Here is a voice we have never heard — a voice full of poetry and rage, exploding onto the page with stunning urgency and force. Tommy Orange writes of the plight of the urban Native American, the Native American in the city, in a stunning novel that grapples with a complex and painful history, with an inheritance of beauty and profound spirituality, and with a plague of addiction, abuse, and suicide. An unforgettable debut, destined to become required reading in schools and universities across the country.
"Commanding…The propulsion of both the overall narrative and its players are breathtaking as Orange unpacks how decisions of the past mold the present, resulting in a haunting and gripping story." Publishers Weekly (Starred Review)
"Visceral… A chronicle of domestic violence, alcoholism, addiction, and pain, the book reveals the perseverance and spirit of the characters… Unflinching candor… Highly recommended." Library Journal (Starred Review)
"Kaleidoscopic… In this vivid and moving book, Orange articulates the challenges and complexities not only of Native Americans, but also of America itself." Kirkus Reviews (Starred Review)

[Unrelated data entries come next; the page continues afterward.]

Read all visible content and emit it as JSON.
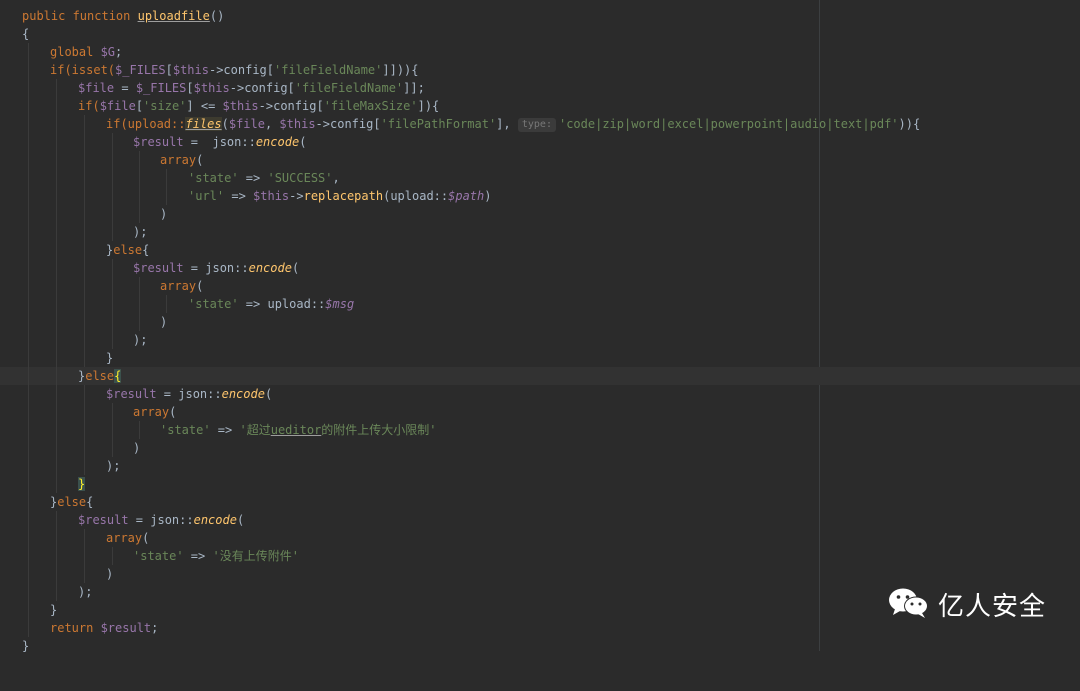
{
  "watermark": {
    "text": "亿人安全",
    "icon": "wechat-icon"
  },
  "code": {
    "l1": {
      "kw": "public function ",
      "name": "uploadfile",
      "rest": "()"
    },
    "l2": {
      "t": "{"
    },
    "l3": {
      "kw": "global ",
      "var": "$G",
      "rest": ";"
    },
    "l4": {
      "a": "if(isset(",
      "v1": "$_FILES",
      "b": "[",
      "v2": "$this",
      "c": "->config[",
      "s": "'fileFieldName'",
      "d": "]])){"
    },
    "l5": {
      "v1": "$file",
      "a": " = ",
      "v2": "$_FILES",
      "b": "[",
      "v3": "$this",
      "c": "->config[",
      "s": "'fileFieldName'",
      "d": "]];"
    },
    "l6": {
      "a": "if(",
      "v1": "$file",
      "b": "[",
      "s": "'size'",
      "c": "] <= ",
      "v2": "$this",
      "d": "->config[",
      "s2": "'fileMaxSize'",
      "e": "]){"
    },
    "l7": {
      "a": "if(upload::",
      "m": "files",
      "b": "(",
      "v1": "$file",
      "c": ", ",
      "v2": "$this",
      "d": "->config[",
      "s": "'filePathFormat'",
      "e": "], ",
      "hint": "type:",
      "s2": "'code|zip|word|excel|powerpoint|audio|text|pdf'",
      "f": ")){"
    },
    "l8": {
      "v": "$result",
      "a": " =  json::",
      "m": "encode",
      "b": "("
    },
    "l9": {
      "kw": "array",
      "a": "("
    },
    "l10": {
      "s": "'state'",
      "a": " => ",
      "s2": "'SUCCESS'",
      "b": ","
    },
    "l11": {
      "s": "'url'",
      "a": " => ",
      "v": "$this",
      "b": "->",
      "m": "replacepath",
      "c": "(upload::",
      "sv": "$path",
      "d": ")"
    },
    "l12": {
      "t": ")"
    },
    "l13": {
      "t": ");"
    },
    "l14": {
      "a": "}",
      "kw": "else",
      "b": "{"
    },
    "l15": {
      "v": "$result",
      "a": " = json::",
      "m": "encode",
      "b": "("
    },
    "l16": {
      "kw": "array",
      "a": "("
    },
    "l17": {
      "s": "'state'",
      "a": " => upload::",
      "sv": "$msg"
    },
    "l18": {
      "t": ")"
    },
    "l19": {
      "t": ");"
    },
    "l20": {
      "t": "}"
    },
    "l21": {
      "a": "}",
      "kw": "else",
      "b": "{"
    },
    "l22": {
      "v": "$result",
      "a": " = json::",
      "m": "encode",
      "b": "("
    },
    "l23": {
      "kw": "array",
      "a": "("
    },
    "l24": {
      "s": "'state'",
      "a": " => ",
      "s2a": "'超过",
      "s2b": "ueditor",
      "s2c": "的附件上传大小限制'"
    },
    "l25": {
      "t": ")"
    },
    "l26": {
      "t": ");"
    },
    "l27": {
      "t": "}"
    },
    "l28": {
      "a": "}",
      "kw": "else",
      "b": "{"
    },
    "l29": {
      "v": "$result",
      "a": " = json::",
      "m": "encode",
      "b": "("
    },
    "l30": {
      "kw": "array",
      "a": "("
    },
    "l31": {
      "s": "'state'",
      "a": " => ",
      "s2": "'没有上传附件'"
    },
    "l32": {
      "t": ")"
    },
    "l33": {
      "t": ");"
    },
    "l34": {
      "t": "}"
    },
    "l35": {
      "kw": "return ",
      "v": "$result",
      "a": ";"
    },
    "l36": {
      "t": "}"
    }
  }
}
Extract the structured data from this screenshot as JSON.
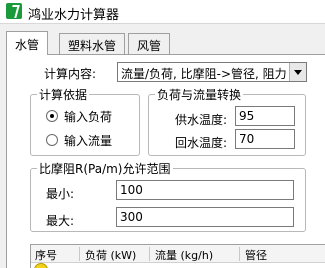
{
  "window": {
    "title": "鸿业水力计算器",
    "icon": "app-logo-icon"
  },
  "tabs": [
    {
      "label": "水管",
      "active": true
    },
    {
      "label": "塑料水管",
      "active": false
    },
    {
      "label": "风管",
      "active": false
    }
  ],
  "calc_content": {
    "label": "计算内容:",
    "value": "流量/负荷, 比摩阻->管径, 阻力"
  },
  "basis": {
    "title": "计算依据",
    "options": [
      {
        "label": "输入负荷",
        "selected": true
      },
      {
        "label": "输入流量",
        "selected": false
      }
    ]
  },
  "conversion": {
    "title": "负荷与流量转换",
    "supply_label": "供水温度:",
    "supply_value": "95",
    "return_label": "回水温度:",
    "return_value": "70"
  },
  "range": {
    "title": "比摩阻R(Pa/m)允许范围",
    "min_label": "最小:",
    "min_value": "100",
    "max_label": "最大:",
    "max_value": "300"
  },
  "table": {
    "columns": [
      "序号",
      "负荷 (kW)",
      "流量 (kg/h)",
      "管径"
    ]
  }
}
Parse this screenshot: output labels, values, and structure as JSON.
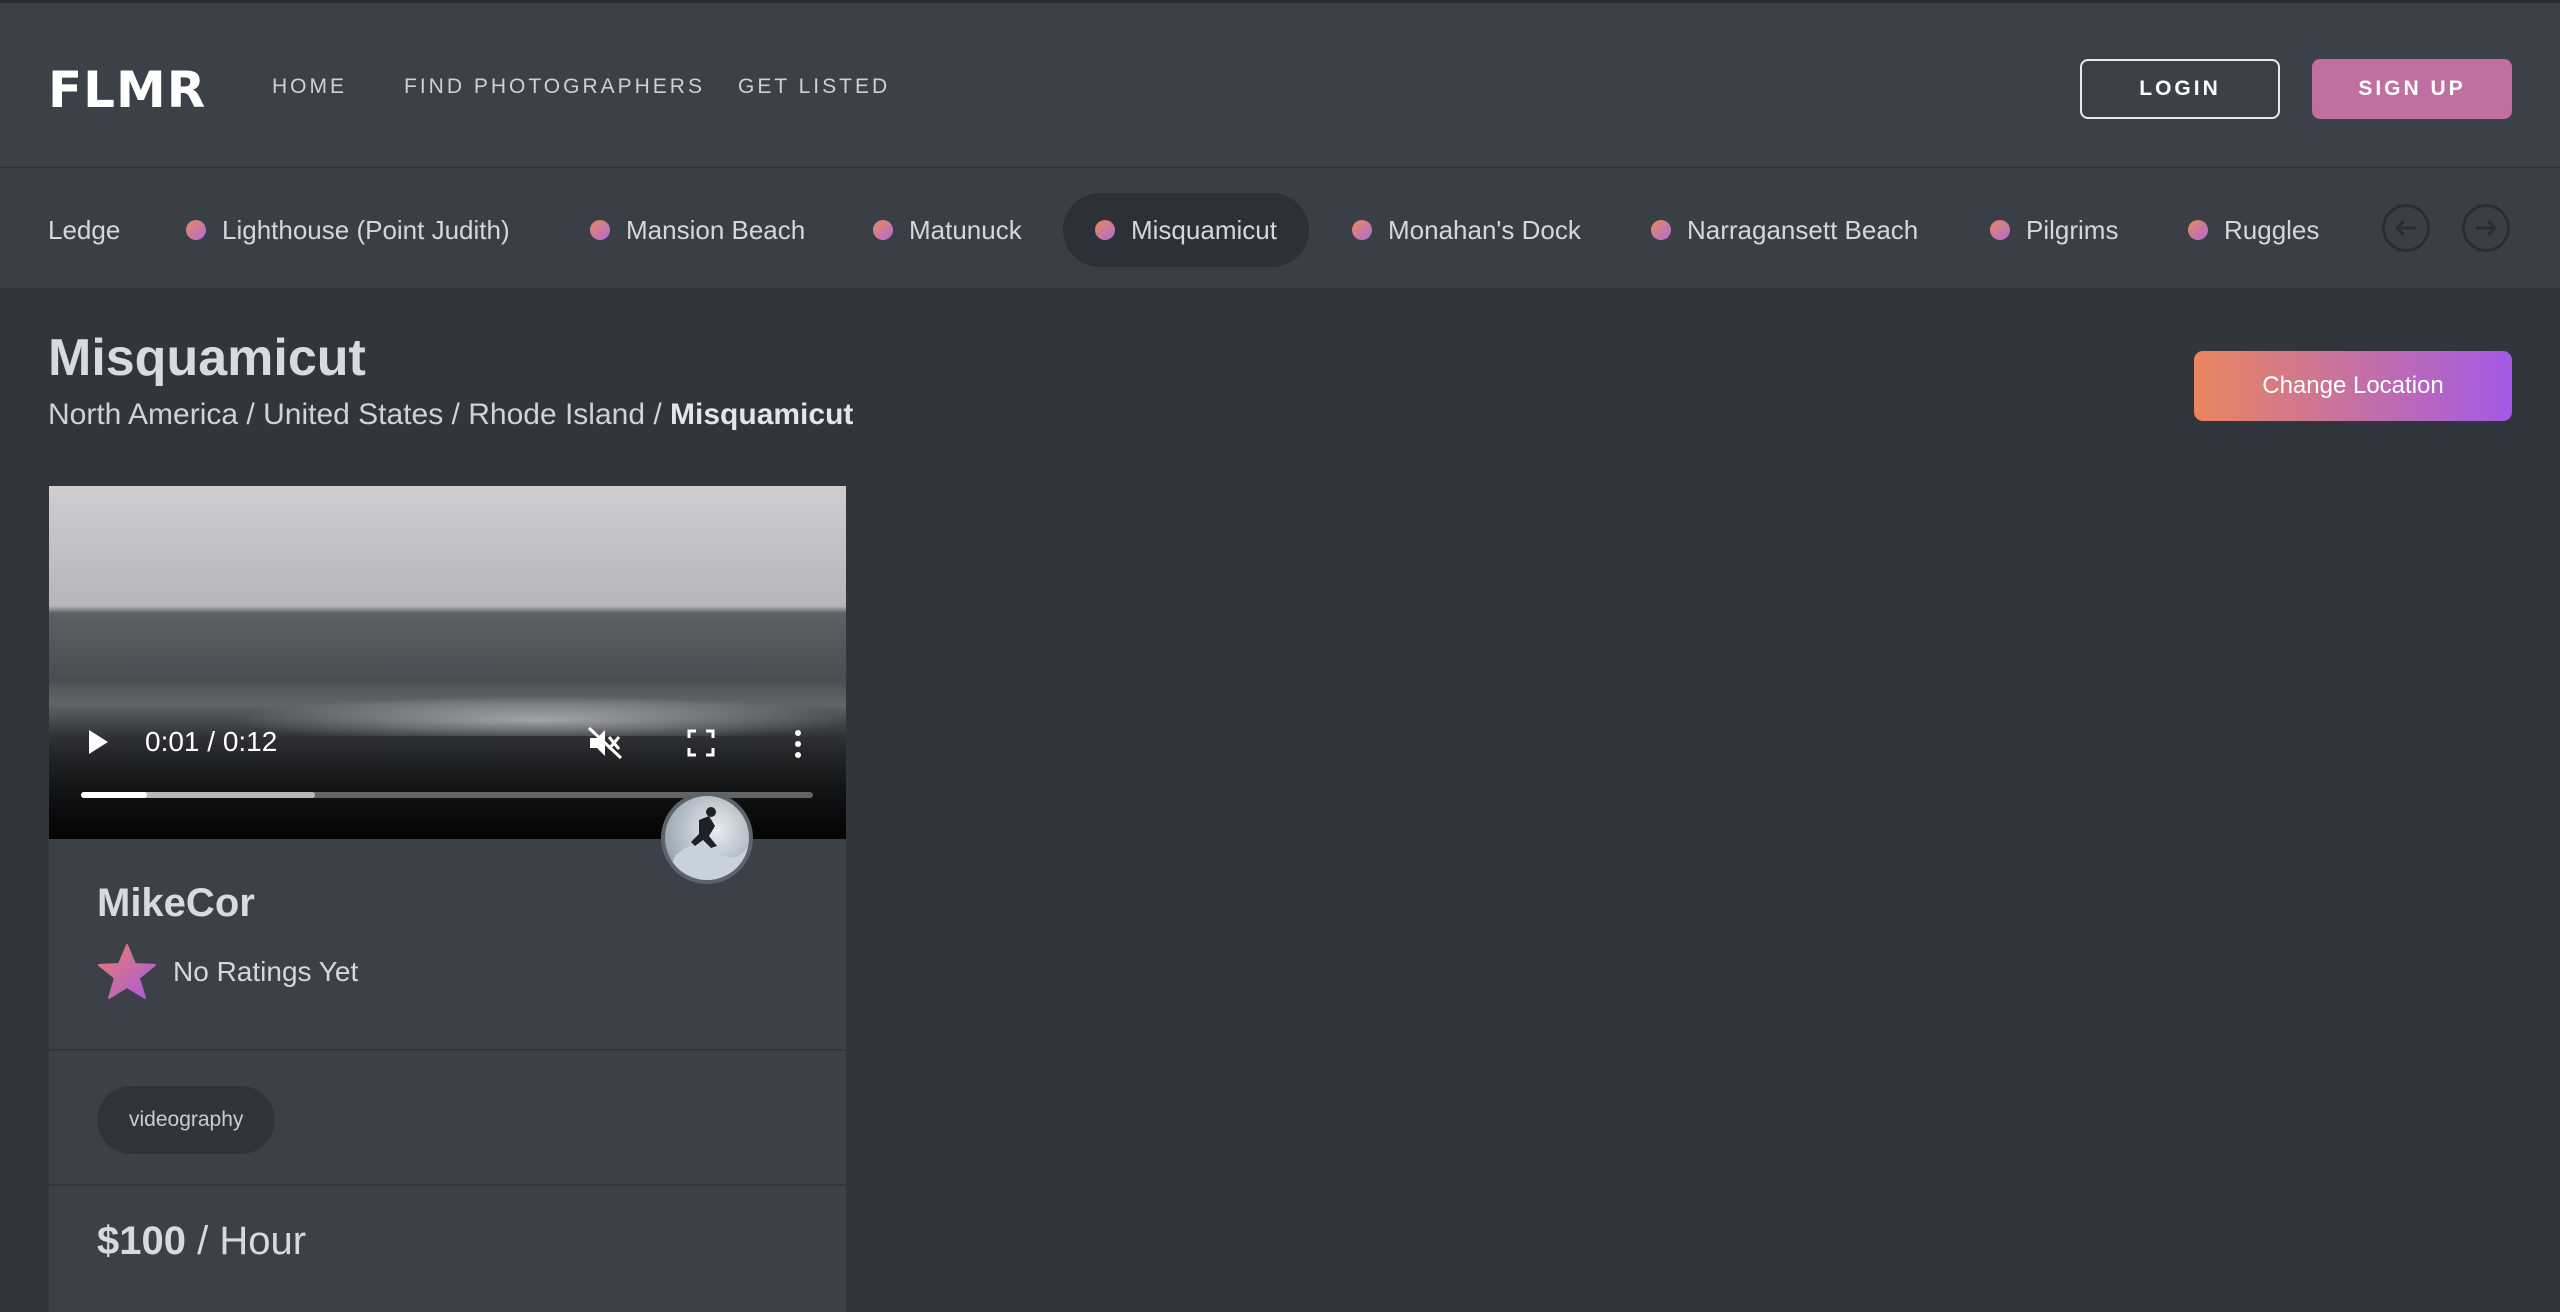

"A symphonic debut…Engrossing… There There introduces an exciting voice." Booklist (Starred Review)
"Welcome to a brilliant and generous artist who has already enlarged the landscape of American Fiction. There There is a comic vision haunted by profound sadness. Tommy Orange is a new writer with an old heart." Louise Erdrich
"There There drops on us like a thunderclap; the big, booming, explosive sound of 21st century literature finally announcing itself. Essential." Marlon James, author of A Brief History of Seven Killings
"A gripping deep dive into urban indigenous community in California: an astonishing literary debut!" Margaret Atwood, via Twitter
"There There is an urgent, invigorating, absolutely vital book by a novelist with more raw virtuosic talent than any young writer I’ve come across in a long, long time. Maybe ever. Tommy Orange is a stylist with substance, a showboater with a deeply moral compass. I want to call him heir to Gertrude Stein by way of George Saunders, but he is even more original than that. This book will make your heart swell." Claire Vaye Watkins
"This is Tommy Orange. Remember his name. His book’s gonna blow the roof off." Pam Houston
"There There is a miraculous achievement, a book that wields ferocious honesty and originality in service of telling a story that needs to be told. This is a novel about what it means to inhabit a land both yours and stolen from you, to simultaneously contend with the weight of belonging and unbelonging. There is an organic power to this book – a revelatory, controlled chaos. Tommy Orange writes the way a storm makes landfall." Omar El Akkad, author of American War
About the Author
Tommy Orange is a recent graduate from the MFA program at the Institute of American Indian Arts. He is a 2014 MacDowell Fellow, and a 2016 Writing by Writers Fellow. He is an enrolled member of the Cheyenne and Arapaho Tribes of Oklahoma. He was born and raised in Oakland, California, and currently lives in Angels Camp, California.
Tommy Orange on PowellsBooks.Blog
I’ve spent much of my adult life searching for a Native voice that echoes my own experience as an urban Indian. It was not until I read There There
that I finally found a captivating voice who writes about Native life with both precision and power. The novel’s characters capture beautifully the history and truth of being Native in all its nuances...